▸ EXERCISE AIM:
Would you please copy every line below that includes the string "で括られます"?

[[ MATERIAL PROVIDED open ]]

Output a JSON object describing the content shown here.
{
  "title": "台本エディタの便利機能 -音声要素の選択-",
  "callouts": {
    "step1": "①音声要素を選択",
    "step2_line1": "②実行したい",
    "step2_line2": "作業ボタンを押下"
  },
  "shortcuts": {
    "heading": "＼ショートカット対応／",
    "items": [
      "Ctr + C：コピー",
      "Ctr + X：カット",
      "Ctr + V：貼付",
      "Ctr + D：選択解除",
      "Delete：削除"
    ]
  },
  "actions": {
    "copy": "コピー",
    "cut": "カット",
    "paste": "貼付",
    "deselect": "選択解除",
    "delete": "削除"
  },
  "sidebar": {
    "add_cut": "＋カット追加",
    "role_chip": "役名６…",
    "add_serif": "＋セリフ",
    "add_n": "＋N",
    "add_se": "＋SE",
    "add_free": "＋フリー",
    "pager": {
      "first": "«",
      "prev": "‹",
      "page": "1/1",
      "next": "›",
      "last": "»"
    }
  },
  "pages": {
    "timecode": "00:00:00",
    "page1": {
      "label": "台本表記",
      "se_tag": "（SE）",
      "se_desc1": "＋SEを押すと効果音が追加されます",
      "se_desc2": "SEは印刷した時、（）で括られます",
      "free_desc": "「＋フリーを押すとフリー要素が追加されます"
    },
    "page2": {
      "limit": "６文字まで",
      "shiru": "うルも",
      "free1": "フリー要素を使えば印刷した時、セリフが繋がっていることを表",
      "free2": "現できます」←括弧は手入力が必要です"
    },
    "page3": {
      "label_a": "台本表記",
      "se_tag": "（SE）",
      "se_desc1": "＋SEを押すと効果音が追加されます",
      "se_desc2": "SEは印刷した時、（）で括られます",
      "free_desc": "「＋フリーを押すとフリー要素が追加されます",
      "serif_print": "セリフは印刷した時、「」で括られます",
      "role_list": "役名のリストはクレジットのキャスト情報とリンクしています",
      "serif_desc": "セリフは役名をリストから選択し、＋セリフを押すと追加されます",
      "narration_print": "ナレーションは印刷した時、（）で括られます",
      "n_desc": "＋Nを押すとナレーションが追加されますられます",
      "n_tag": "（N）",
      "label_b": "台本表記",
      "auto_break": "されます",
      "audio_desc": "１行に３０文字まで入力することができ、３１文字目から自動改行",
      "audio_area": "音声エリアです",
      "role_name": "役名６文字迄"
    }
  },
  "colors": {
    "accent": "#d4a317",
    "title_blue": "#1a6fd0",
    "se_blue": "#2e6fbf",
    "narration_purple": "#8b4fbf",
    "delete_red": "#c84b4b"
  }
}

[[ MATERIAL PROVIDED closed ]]

▸ RESPONSE FOR THIS EXERCISE:
      "se_desc2": "SEは印刷した時、（）で括られます",
      "se_desc2": "SEは印刷した時、（）で括られます",
      "serif_print": "セリフは印刷した時、「」で括られます",
      "narration_print": "ナレーションは印刷した時、（）で括られます",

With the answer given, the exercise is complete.